It’s funny how context changes everything. Had the Mariners come into this game on a four game winning streak and put up a whole bunch of runs in Chicago, no one would have thought anything of the offensive performance tonight. It was Zack Greinke, with the benefit of a ridiculous Tim Tschida strike zone; of course they didn’t score any runs. But, since they got came in with a four game losing streak and got shutdown by Kyle Davies yesterday, the seven shutout innings appear to be the continuation of a pattern. But don’t make more out of this than you should. Very few offenses can do much with Greinke’s pitches, and when he’s got an extra foot on both sides of the plate to work with, forget it.
Snell benefited from Tschida’s strike zone as well, getting some generous calls that helped him rack up some big strikeouts. Hard to believe that you can say this about a guy who put about 45 guys on base and only got 16 outs, but he didn’t pitch as well as his final line may indicate. If Snell was going to give Wak any second thoughts about putting him in the bullpen, that performance won’t do it. He showed all the same problems he’s always had – can’t get lefties out, struggles to command his fastball – and will now have to try to salvage his season in relief. We’ll talk about why he’s the kind of guy who might benefit quite a bit from moving to the bullpen later, but for now, let’s just say that I’m pretty happy that Snell won’t be starting again in five days.
Snell’s first inning jam wasn’t really his fault, though. After DeJesus started the game with a solid single, Snell got Scott Podsednik to hit a weak ground ball right to Chone Figgins. Except, Figgins was covering second base, because DeJesus was running on the pitch. I know Podsednik isn’t a pull power guy or anything, but I have no idea why Figgins was the guy covering in that situation. You generally have the middle infielder the hitter’s opposite side cover the base on a steal, and the M’s decision to have Figgins cover there cost them an easy out. We’ll have to watch to see if they do that with other slap hitters throughout the year, or if there’s a post-game explanation for why Jack Wilson wasn’t covering on that play.

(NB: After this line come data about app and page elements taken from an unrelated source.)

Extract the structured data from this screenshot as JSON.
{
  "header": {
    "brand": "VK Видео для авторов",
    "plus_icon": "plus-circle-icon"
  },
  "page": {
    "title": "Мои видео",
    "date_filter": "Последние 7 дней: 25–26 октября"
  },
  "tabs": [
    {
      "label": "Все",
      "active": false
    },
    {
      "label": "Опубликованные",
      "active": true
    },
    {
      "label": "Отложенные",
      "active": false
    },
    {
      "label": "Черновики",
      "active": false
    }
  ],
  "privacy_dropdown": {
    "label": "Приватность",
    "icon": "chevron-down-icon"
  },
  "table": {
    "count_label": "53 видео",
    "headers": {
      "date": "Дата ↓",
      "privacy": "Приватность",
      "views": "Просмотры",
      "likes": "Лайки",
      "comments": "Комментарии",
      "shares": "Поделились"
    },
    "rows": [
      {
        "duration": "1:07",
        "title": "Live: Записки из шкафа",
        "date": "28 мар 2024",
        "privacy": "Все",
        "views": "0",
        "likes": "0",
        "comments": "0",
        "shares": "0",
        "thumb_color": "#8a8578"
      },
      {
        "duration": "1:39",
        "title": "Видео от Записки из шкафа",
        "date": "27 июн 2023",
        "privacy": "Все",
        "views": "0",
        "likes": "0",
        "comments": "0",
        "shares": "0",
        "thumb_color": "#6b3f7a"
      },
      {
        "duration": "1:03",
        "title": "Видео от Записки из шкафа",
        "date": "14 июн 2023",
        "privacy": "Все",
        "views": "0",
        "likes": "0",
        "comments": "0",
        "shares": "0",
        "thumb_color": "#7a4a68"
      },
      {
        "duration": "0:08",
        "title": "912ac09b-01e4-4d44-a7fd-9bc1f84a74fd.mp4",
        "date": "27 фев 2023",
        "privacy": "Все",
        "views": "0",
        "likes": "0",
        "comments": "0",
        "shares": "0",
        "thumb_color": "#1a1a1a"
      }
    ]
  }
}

The Royals really are the Mariners of a couple of years ago. Even their good hitters are swing-at-anything hacks, and the line-up doesn’t have very many good hitters. The Royals swung themselves right out of a bunch of rallies, and should have ran up a much bigger lead on Snell, given all the opportunities they had to score. If you want to remember how bad the organization was a couple of years ago, just watch the Royals play.